We start creating docs in the new sourcecred/docs repo. The 1st pull request (PR) in the repo is a guide on review culture, which should be merged soon and become our first official doc in /docs. If contributors are new to GitHub, myself or one of the devs can jump in and help (it’s not so bad I promise!). Going through the process of submitting docs, reviewing them, reaching consensus and merging should be a good learning experience and help us refine the review culture doc. The social contract and community contract docs suggested by @vsoch are good candidates IMO, as they require input from the community at large, aren’t too technical, and would be good to have ready when new people come to the project. We could also do the glossary @Beanow suggested, or a user guide (if we don’t think it will change too much).
Contributors can also practice updating existing docs on GitHub should they wish, such as the README on sourcecred/sourcecred (which is likely outdated).
At this point, those involved in these efforts will at least have a toehold in the GitHub graph, getting some of that sweet GitHub cred. And they will know better if they want to step up and champion docs Initiatives going forward, perhaps have better ideas for how they should be structured.

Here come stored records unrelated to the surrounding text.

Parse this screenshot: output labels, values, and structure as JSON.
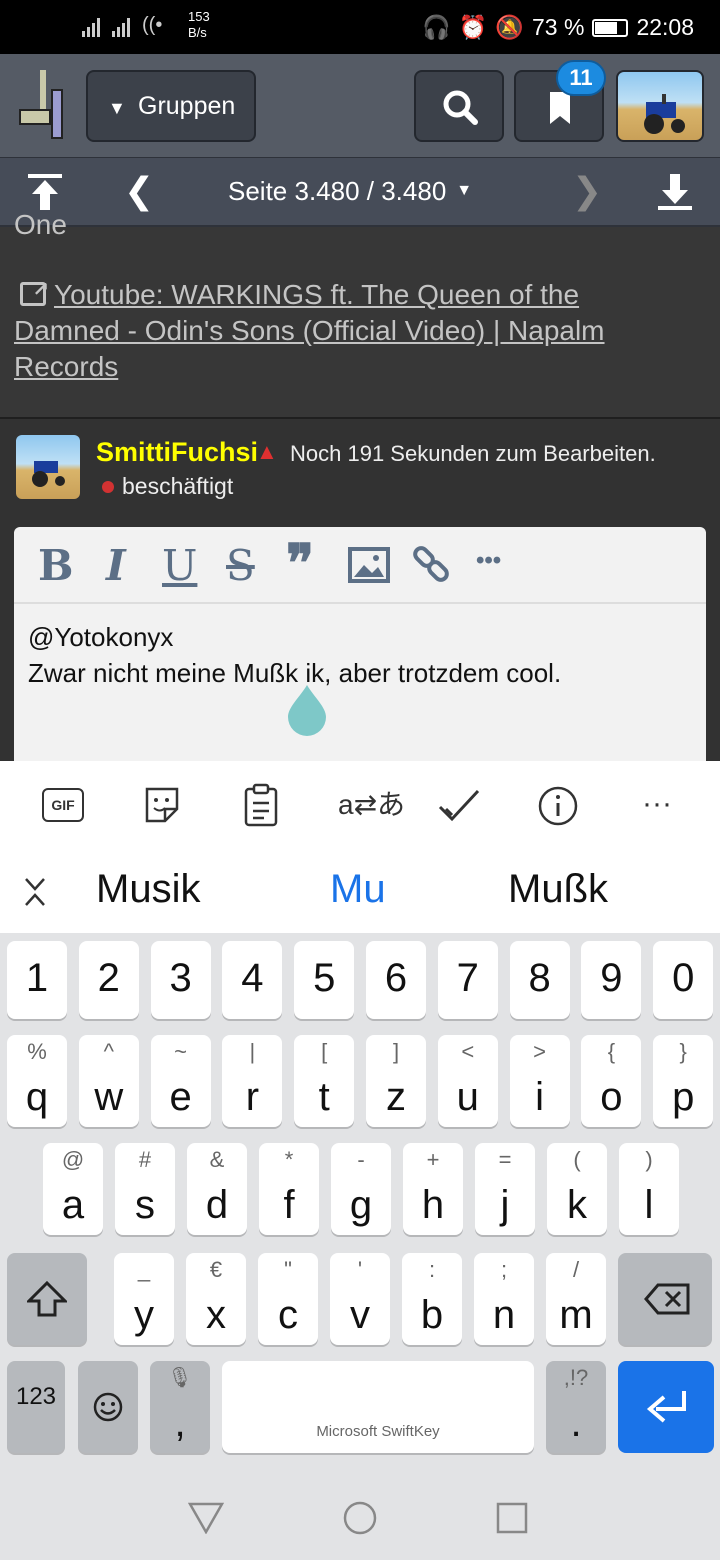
{
  "status_bar": {
    "net_speed_value": "153",
    "net_speed_unit": "B/s",
    "battery": "73 %",
    "time": "22:08"
  },
  "header": {
    "groups_label": "Gruppen",
    "bookmark_count": "11"
  },
  "pagenav": {
    "page_label": "Seite 3.480 / 3.480"
  },
  "post": {
    "cut_link": "One",
    "link_text": "Youtube: WARKINGS ft. The Queen of the Damned - Odin's Sons (Official Video) | Napalm Records"
  },
  "reply": {
    "username": "SmittiFuchsi",
    "edit_notice": "Noch 191 Sekunden zum Bearbeiten.",
    "status": "beschäftigt"
  },
  "editor": {
    "tools": {
      "bold": "B",
      "italic": "I",
      "underline": "U",
      "strike": "S",
      "more": "•••"
    },
    "line1": "@Yotokonyx",
    "line2": "Zwar nicht meine Mußk ik, aber trotzdem cool."
  },
  "keyboard": {
    "toolbar": {
      "gif": "GIF",
      "more": "···"
    },
    "suggestions": [
      "Musik",
      "Mu",
      "Mußk"
    ],
    "accent_color": "#1a73e8",
    "numbers": [
      "1",
      "2",
      "3",
      "4",
      "5",
      "6",
      "7",
      "8",
      "9",
      "0"
    ],
    "row1": [
      [
        "q",
        "%"
      ],
      [
        "w",
        "^"
      ],
      [
        "e",
        "~"
      ],
      [
        "r",
        "|"
      ],
      [
        "t",
        "["
      ],
      [
        "z",
        "]"
      ],
      [
        "u",
        "<"
      ],
      [
        "i",
        ">"
      ],
      [
        "o",
        "{"
      ],
      [
        "p",
        "}"
      ]
    ],
    "row2": [
      [
        "a",
        "@"
      ],
      [
        "s",
        "#"
      ],
      [
        "d",
        "&"
      ],
      [
        "f",
        "*"
      ],
      [
        "g",
        "-"
      ],
      [
        "h",
        "+"
      ],
      [
        "j",
        "="
      ],
      [
        "k",
        "("
      ],
      [
        "l",
        ")"
      ]
    ],
    "row3": [
      [
        "y",
        "_"
      ],
      [
        "x",
        "€"
      ],
      [
        "c",
        "\""
      ],
      [
        "v",
        "'"
      ],
      [
        "b",
        ":"
      ],
      [
        "n",
        ";"
      ],
      [
        "m",
        "/"
      ]
    ],
    "sym_key": "123",
    "comma": ",",
    "space_label": "Microsoft SwiftKey",
    "punct_sub": ",!?",
    "period": "."
  }
}
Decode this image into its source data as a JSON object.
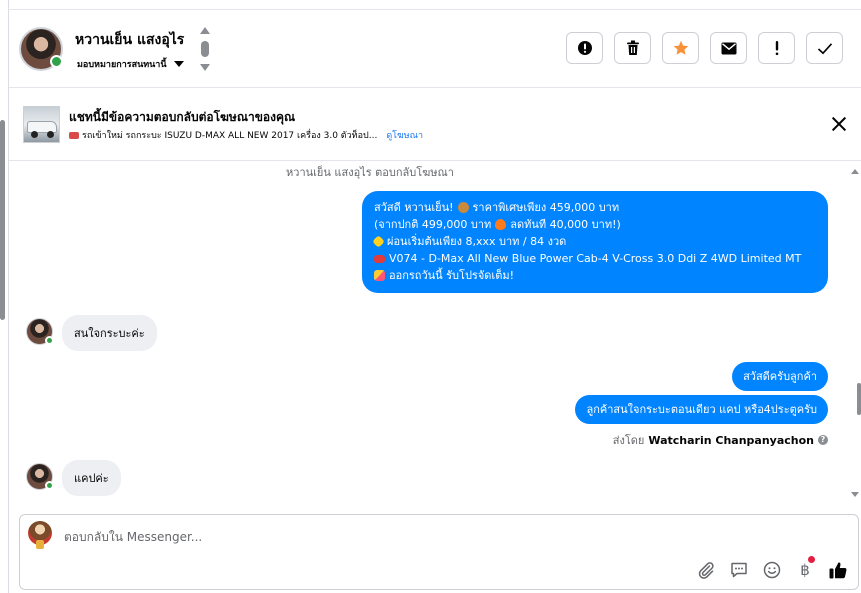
{
  "header": {
    "contact_name": "หวานเย็น แสงอุไร",
    "assign_label": "มอบหมายการสนทนานี้",
    "actions": [
      {
        "name": "report-button",
        "icon": "exclamation-circle-icon",
        "label": "!"
      },
      {
        "name": "delete-button",
        "icon": "trash-icon",
        "label": ""
      },
      {
        "name": "star-button",
        "icon": "star-icon",
        "label": ""
      },
      {
        "name": "mark-unread-button",
        "icon": "envelope-icon",
        "label": ""
      },
      {
        "name": "mark-important-button",
        "icon": "exclamation-icon",
        "label": "!"
      },
      {
        "name": "mark-done-button",
        "icon": "check-icon",
        "label": ""
      }
    ]
  },
  "banner": {
    "title": "แชทนี้มีข้อความตอบกลับต่อโฆษณาของคุณ",
    "subtitle": "รถเข้าใหม่ รถกระบะ ISUZU D-MAX ALL NEW 2017 เครื่อง 3.0 ตัวท็อป...",
    "link": "ดูโฆษณา"
  },
  "conversation": {
    "system_note": "หวานเย็น แสงอุไร ตอบกลับโฆษณา",
    "ad_message": {
      "line1_a": "สวัสดี หวานเย็น!",
      "line1_b": "ราคาพิเศษเพียง 459,000 บาท",
      "line2_a": "(จากปกติ 499,000 บาท",
      "line2_b": "ลดทันที 40,000 บาท!)",
      "line3": "ผ่อนเริ่มต้นเพียง 8,xxx บาท / 84 งวด",
      "line4": "V074 - D-Max All New Blue Power Cab-4 V-Cross 3.0 Ddi Z 4WD Limited MT",
      "line5": "ออกรถวันนี้ รับโปรจัดเต็ม!"
    },
    "incoming_1": "สนใจกระบะค่ะ",
    "outgoing_1": "สวัสดีครับลูกค้า",
    "outgoing_2": "ลูกค้าสนใจกระบะตอนเดียว แคป หรือ4ประตูครับ",
    "sent_by_prefix": "ส่งโดย",
    "sent_by_name": "Watcharin Chanpanyachon",
    "incoming_2": "แคปค่ะ"
  },
  "composer": {
    "placeholder": "ตอบกลับใน Messenger...",
    "value": "",
    "tools": [
      "paperclip-icon",
      "saved-reply-icon",
      "emoji-icon",
      "baht-icon",
      "thumbs-up-icon"
    ],
    "baht_symbol": "฿"
  },
  "colors": {
    "messenger_blue": "#0084ff",
    "star_orange": "#f7923a",
    "link_blue": "#1877f2"
  }
}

Once we’re all familiar with GitHub and have created a couple docs, we create a proper Initiative (or Artifact?), as outlined in the Beta Roadmap. This will allow us to scope out tasks and assign champions. The main tasks I imagine are:
- Decide on how we want to structure docs in the repo, what tools and platforms we want to use. The typical way an OSS project (and most startups) do this is with a separate docs website. Typically a static website generated automatically from MarkDown files stored in GitHub. As an example, here’s the docs site I work on in Decred:
Here is the repo those docs are stored in:
If you look through the Issues and Pull Requests (PRs), it will look much like the process outlined in the review culture doc.
Another alternative is to just leave the docs in GitHub. This is less fancy, but works fine, especially early on when other projects don’t expect a lot of polish. If we want to get experimental, we can explore user-editable wikis and other less common doc strategies that may fit well with graph-based valuations.
- Create key documents. Below are a list of docs that I could see going in /docs.
Basic technical documentation for installing and running SourceCred. For now that’s just the README on sourcecred/sourcecred. We can probably just do minor updates here for now. But if we create separate docs, they’ll probably live in /docs.
(Future) user guides. When we have a dedicated UI to play with, we’ll need guides showing people how to Boost, navigate the graph, etc.
Revel in the glory of docs cred, come up with new Initiatives.